OK, before you become violent, just remember - I like football as much as the next guy.
I've just learned that there's more to life than football, especially over Labor Day weekend in Atlanta. Because that's when the Decatur Book Festival comes to town - something that happens only once a year, as opposed to the 400,000 times a year football graces our giant plasma screens.
This year's festival, for those keeping score at home, is even bigger than last year's, featuring more than 200 authors (including four Pulitzer Prize-winners), dozens of book sellers and several live music acts. There's also a children's parade on Saturday morning, followed by a reading of "Where the Wild Things Are."
New this year is an adult parade on Sunday night, which organizers have christened The Promenade of the Book Crewes. Everyone's invited to dress up in funny costumes and act silly.

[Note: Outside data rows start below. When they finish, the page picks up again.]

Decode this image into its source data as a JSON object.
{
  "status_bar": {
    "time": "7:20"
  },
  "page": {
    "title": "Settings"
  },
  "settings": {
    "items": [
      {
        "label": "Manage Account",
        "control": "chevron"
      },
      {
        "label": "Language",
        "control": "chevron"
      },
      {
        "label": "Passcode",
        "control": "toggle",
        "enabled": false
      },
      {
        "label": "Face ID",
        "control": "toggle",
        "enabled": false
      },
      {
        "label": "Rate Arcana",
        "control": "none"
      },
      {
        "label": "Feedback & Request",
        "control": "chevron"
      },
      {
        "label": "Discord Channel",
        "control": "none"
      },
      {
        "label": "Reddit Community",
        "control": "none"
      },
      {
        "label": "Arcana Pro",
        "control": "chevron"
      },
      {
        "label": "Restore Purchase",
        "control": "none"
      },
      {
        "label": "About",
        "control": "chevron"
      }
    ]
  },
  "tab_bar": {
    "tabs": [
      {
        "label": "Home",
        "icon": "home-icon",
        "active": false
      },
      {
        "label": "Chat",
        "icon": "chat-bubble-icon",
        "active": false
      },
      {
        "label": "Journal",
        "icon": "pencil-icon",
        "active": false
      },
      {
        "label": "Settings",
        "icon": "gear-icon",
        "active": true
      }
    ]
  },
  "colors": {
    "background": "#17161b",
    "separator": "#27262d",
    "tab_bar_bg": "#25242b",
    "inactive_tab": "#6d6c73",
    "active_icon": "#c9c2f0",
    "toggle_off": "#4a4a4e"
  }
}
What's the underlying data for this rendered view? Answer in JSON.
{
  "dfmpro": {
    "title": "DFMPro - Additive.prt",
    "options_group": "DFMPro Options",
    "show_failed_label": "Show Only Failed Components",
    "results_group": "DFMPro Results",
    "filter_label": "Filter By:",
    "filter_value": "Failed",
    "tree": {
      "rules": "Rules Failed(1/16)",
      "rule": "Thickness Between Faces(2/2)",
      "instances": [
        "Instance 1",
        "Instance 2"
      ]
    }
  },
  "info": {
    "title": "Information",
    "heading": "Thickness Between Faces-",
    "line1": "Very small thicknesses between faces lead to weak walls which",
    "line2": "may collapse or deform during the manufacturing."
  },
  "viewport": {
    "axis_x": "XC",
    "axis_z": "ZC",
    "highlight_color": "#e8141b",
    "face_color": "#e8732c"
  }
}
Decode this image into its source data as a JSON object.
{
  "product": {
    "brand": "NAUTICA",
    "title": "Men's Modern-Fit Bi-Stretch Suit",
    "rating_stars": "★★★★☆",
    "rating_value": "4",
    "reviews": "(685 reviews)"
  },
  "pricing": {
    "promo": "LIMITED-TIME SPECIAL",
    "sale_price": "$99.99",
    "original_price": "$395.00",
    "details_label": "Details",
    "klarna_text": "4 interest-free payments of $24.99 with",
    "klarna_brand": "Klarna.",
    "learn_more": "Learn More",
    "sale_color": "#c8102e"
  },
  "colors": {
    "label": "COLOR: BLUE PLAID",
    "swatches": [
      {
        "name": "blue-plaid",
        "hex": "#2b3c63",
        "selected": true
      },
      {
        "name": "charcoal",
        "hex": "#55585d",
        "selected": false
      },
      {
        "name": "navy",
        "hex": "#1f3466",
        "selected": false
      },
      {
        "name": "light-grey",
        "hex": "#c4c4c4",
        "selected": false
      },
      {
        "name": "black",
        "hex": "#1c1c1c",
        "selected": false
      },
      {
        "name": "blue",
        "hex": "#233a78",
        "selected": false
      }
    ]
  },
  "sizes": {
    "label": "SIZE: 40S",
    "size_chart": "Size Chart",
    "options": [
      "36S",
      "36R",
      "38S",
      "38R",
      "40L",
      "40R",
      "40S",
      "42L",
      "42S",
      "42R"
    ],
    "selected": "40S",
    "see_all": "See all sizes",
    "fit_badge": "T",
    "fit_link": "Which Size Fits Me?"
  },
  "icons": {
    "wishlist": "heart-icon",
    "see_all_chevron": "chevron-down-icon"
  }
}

Hey, if you're a big football fan, you already enjoy doing that.
The festival kicks off Friday evening (please note the gridiron metaphor) with a keynote address by singer/songwriter/novelist Richard S. "Kinky" Friedman, whose latest album is called "Last of the Jewish Cowboys." Until recently, I thought it was a tribute to former Dallas wide- receiving great Michael Irvin.
Atlanta's own Natasha Tretheway, the 2007 Pulitzer Prize-winner for poetry, headlines Saturday's festivities. Or if poetry's not your thing, you can get gardening tips from green-thumb extraordinaire Walter Reeves, take your kids to hear Judy Schachner, author of the SkippyJon Jones series, or talk Braves baseball with sportswriter Jack Wilkinson, who has almost as many saves this year as the entire Atlanta bullpen.
One of the festival's highlights is an onstage interview with Charles Frazier on Saturday evening. Frazier is best known for his National Book Award-winning novel "Cold Mountain," which of course was made into an Academy Award-winning motion picture. Before a captivated audience, he'll answer such probing questions as "What made you want to be a writer?" and "Is Nicole Kidman really as hot in person?"
Sunday afternoon features readings by local favorites Ferrol Sams, Melissa Fay Greene and Patti Callahan Henry. The festival ends on a high note that evening with a live performance on the square by Grammy Award nominee Shawn Mullins, whose hit song "Lullaby" is not to be confused with what your mother used to sing to you.
Check out the full schedule of events at www.decaturbookfestival.com, program your TiVo, and take your family down to Decatur for a little cultural enrichment.
If you're worried about being sacrilegious, you can always watch the game Sunday morning instead of going to church.
E-mail Rob Jenkins at firstname.lastname@example.org.